- _SUPPLIED RECORDS_:
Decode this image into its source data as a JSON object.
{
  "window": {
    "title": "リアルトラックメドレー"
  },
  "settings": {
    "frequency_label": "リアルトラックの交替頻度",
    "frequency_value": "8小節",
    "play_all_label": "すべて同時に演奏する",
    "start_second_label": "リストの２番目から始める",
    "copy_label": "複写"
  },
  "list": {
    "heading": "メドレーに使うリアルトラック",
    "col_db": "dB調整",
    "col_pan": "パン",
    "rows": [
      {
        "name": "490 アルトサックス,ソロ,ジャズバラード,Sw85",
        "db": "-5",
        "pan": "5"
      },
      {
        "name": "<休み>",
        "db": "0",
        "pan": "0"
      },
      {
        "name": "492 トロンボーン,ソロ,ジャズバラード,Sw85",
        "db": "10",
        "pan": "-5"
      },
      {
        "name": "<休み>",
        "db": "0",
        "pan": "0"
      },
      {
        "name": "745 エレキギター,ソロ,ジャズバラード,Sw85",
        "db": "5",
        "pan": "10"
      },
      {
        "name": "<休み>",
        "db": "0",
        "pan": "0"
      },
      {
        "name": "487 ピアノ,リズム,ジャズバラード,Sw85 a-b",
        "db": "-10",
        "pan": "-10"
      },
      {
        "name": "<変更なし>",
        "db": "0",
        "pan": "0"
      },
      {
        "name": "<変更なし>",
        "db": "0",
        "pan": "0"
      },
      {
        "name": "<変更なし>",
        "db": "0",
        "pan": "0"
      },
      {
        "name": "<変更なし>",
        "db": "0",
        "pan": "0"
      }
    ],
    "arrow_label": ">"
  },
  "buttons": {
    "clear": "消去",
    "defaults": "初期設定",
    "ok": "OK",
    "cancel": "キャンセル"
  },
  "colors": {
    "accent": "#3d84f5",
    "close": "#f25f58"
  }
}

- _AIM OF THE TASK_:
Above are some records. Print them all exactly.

- _ANSWER SPACE_:
Decode this image into its source data as a JSON object.
{
  "window": {
    "title": "リアルトラックメドレー"
  },
  "settings": {
    "frequency_label": "リアルトラックの交替頻度",
    "frequency_value": "8小節",
    "play_all_label": "すべて同時に演奏する",
    "start_second_label": "リストの２番目から始める",
    "copy_label": "複写"
  },
  "list": {
    "heading": "メドレーに使うリアルトラック",
    "col_db": "dB調整",
    "col_pan": "パン",
    "rows": [
      {
        "name": "490 アルトサックス,ソロ,ジャズバラード,Sw85",
        "db": "-5",
        "pan": "5"
      },
      {
        "name": "<休み>",
        "db": "0",
        "pan": "0"
      },
      {
        "name": "492 トロンボーン,ソロ,ジャズバラード,Sw85",
        "db": "10",
        "pan": "-5"
      },
      {
        "name": "<休み>",
        "db": "0",
        "pan": "0"
      },
      {
        "name": "745 エレキギター,ソロ,ジャズバラード,Sw85",
        "db": "5",
        "pan": "10"
      },
      {
        "name": "<休み>",
        "db": "0",
        "pan": "0"
      },
      {
        "name": "487 ピアノ,リズム,ジャズバラード,Sw85 a-b",
        "db": "-10",
        "pan": "-10"
      },
      {
        "name": "<変更なし>",
        "db": "0",
        "pan": "0"
      },
      {
        "name": "<変更なし>",
        "db": "0",
        "pan": "0"
      },
      {
        "name": "<変更なし>",
        "db": "0",
        "pan": "0"
      },
      {
        "name": "<変更なし>",
        "db": "0",
        "pan": "0"
      }
    ],
    "arrow_label": ">"
  },
  "buttons": {
    "clear": "消去",
    "defaults": "初期設定",
    "ok": "OK",
    "cancel": "キャンセル"
  },
  "colors": {
    "accent": "#3d84f5",
    "close": "#f25f58"
  }
}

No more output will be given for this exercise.